By Christine Kitano and traci kato-kiriyama
What speaks as we continue on, through the generations or through a single moment we need to survive? What does that breath or utterance or silence sound like? In New York-based Professor Christine Kitano’s work that is shared with us here, we are treated to an urgency related to memory and a voice that expands beyond those moments — “a story without an ending…” and all that allows us to continue. Her striking pieces here let us reflect on the breathlessness of being and how we somehow keep surging, forward. Enjoy…
1942: IN RESPONSE TO EXECUTIVE
MY FATHER, SIXTEEN, TAKES
No spare underwear.
No clean shirts, pants, or good shoes.
Instead, a suitcase of records. His trombone.
This is not the whole story, and yet, it is true.
It is a story without an ending.
And when I open my mouth to speak, it continues.*
It was night when the buses stopped.
It was too dark to see the road,
or if there was a road. So we waited.
We watched. We thought of back home,
how the orchards would swell with fruit,
how the trees would strain, then give way under their ripe weight.
The pockmarked moon the face of an apple, pitted with rot.
But of course not.
Someone would intervene, would make of our absence a profit.
When we came, the boat, anchored
at San Francisco Bay, swayed for hours . . .
the gauntlet of uniformed men so intent
on finding cause to turn us away.
And now again, we wait.
We watch. Our American children press against us with their small backs.
Which gives us pause. For the sake of the children,
we’ll teach them to forgive the fears of others,
But what we don’t anticipate is how the dust of the desert will clot our throats,
how much fear will conspire to keep us silent.
And how our children will read this silence
as shame. However much we tried, we thought,

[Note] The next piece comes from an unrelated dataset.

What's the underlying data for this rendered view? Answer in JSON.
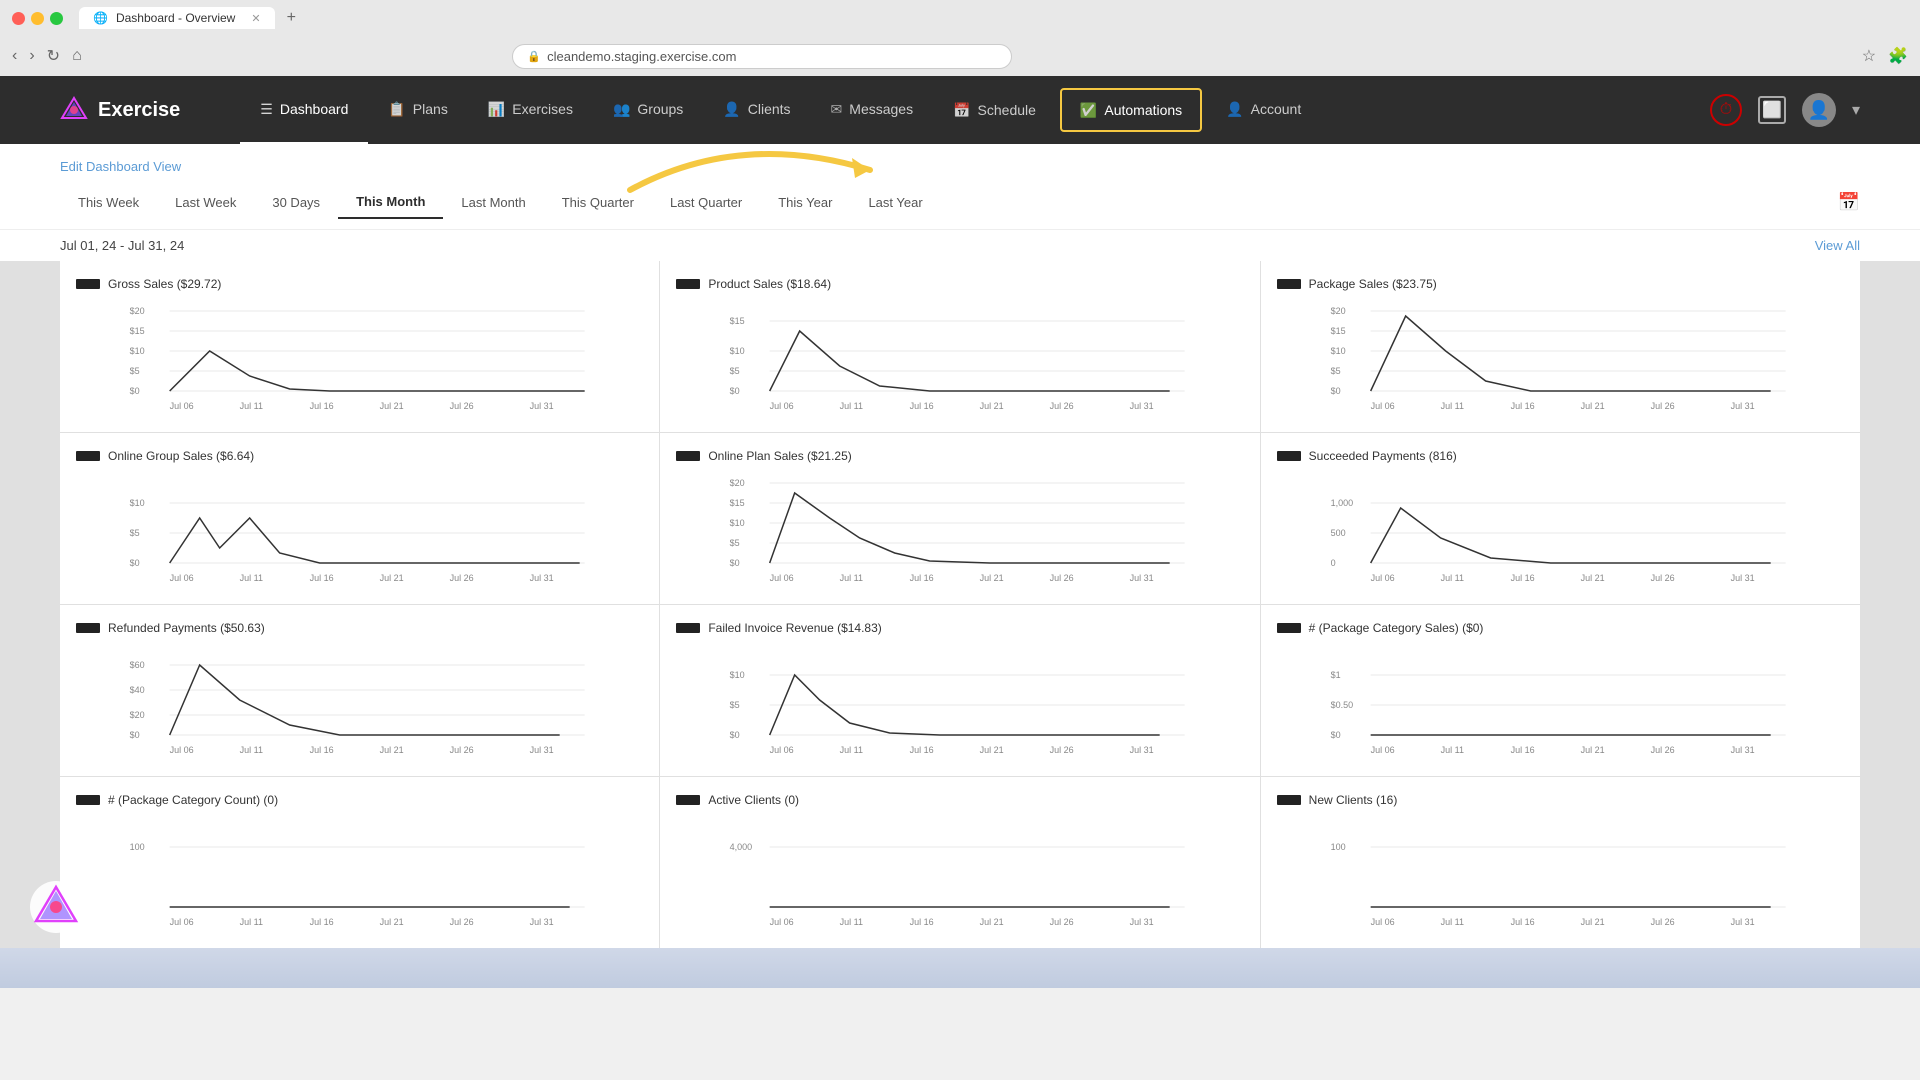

to demonstrate grace. When the buses stopped,
it was too dark to see the road. Or if there was a road.
It was night. And instead of speaking, we waited.
Instead of speaking, we watched.*
*Poems originally published in “Sky Country” (BOA Editions, 2017) and copyrighted by Christine Kitano.
This content was later published in discovernikkei.org, which is a project of the Japanese American National Museum, Los Angeles. One additional poem is available in the article there.
Christine Kitano co-edited the forthcoming “They Rise Like a Wave” (Blue Oak Press), an anthology of Asian American women and nonbinary poets. She teaches at Ithaca College and in the MFA Program for Writers at Warren Wilson College. Find her online at christinekitano.com.